YOUR INSTRUCTIONS:
The data below is to be copied exactly, line by line.

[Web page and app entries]
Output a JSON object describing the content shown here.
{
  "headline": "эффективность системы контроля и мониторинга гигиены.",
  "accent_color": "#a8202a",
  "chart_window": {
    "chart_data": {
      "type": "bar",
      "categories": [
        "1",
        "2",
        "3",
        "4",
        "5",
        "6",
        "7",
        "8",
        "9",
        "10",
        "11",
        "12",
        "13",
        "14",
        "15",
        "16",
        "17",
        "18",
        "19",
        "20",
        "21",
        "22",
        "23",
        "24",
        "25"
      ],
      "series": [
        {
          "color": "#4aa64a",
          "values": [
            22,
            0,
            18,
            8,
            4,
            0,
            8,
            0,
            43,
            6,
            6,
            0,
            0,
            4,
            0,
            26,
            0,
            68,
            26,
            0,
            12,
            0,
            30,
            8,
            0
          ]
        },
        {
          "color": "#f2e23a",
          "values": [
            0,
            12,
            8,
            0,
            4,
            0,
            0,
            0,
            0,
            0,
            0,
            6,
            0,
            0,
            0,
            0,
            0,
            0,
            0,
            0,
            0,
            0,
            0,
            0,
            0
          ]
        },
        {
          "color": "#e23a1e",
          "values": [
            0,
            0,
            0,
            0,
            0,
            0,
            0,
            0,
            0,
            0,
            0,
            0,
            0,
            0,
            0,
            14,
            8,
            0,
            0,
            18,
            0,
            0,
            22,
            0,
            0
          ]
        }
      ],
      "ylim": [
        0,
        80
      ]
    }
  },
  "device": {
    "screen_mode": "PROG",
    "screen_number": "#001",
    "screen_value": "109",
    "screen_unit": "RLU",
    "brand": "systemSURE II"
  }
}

EXERCISE RESULT:
Output a JSON object describing the content shown here.
{
  "headline": "эффективность системы контроля и мониторинга гигиены.",
  "accent_color": "#a8202a",
  "chart_window": {
    "chart_data": {
      "type": "bar",
      "categories": [
        "1",
        "2",
        "3",
        "4",
        "5",
        "6",
        "7",
        "8",
        "9",
        "10",
        "11",
        "12",
        "13",
        "14",
        "15",
        "16",
        "17",
        "18",
        "19",
        "20",
        "21",
        "22",
        "23",
        "24",
        "25"
      ],
      "series": [
        {
          "color": "#4aa64a",
          "values": [
            22,
            0,
            18,
            8,
            4,
            0,
            8,
            0,
            43,
            6,
            6,
            0,
            0,
            4,
            0,
            26,
            0,
            68,
            26,
            0,
            12,
            0,
            30,
            8,
            0
          ]
        },
        {
          "color": "#f2e23a",
          "values": [
            0,
            12,
            8,
            0,
            4,
            0,
            0,
            0,
            0,
            0,
            0,
            6,
            0,
            0,
            0,
            0,
            0,
            0,
            0,
            0,
            0,
            0,
            0,
            0,
            0
          ]
        },
        {
          "color": "#e23a1e",
          "values": [
            0,
            0,
            0,
            0,
            0,
            0,
            0,
            0,
            0,
            0,
            0,
            0,
            0,
            0,
            0,
            14,
            8,
            0,
            0,
            18,
            0,
            0,
            22,
            0,
            0
          ]
        }
      ],
      "ylim": [
        0,
        80
      ]
    }
  },
  "device": {
    "screen_mode": "PROG",
    "screen_number": "#001",
    "screen_value": "109",
    "screen_unit": "RLU",
    "brand": "systemSURE II"
  }
}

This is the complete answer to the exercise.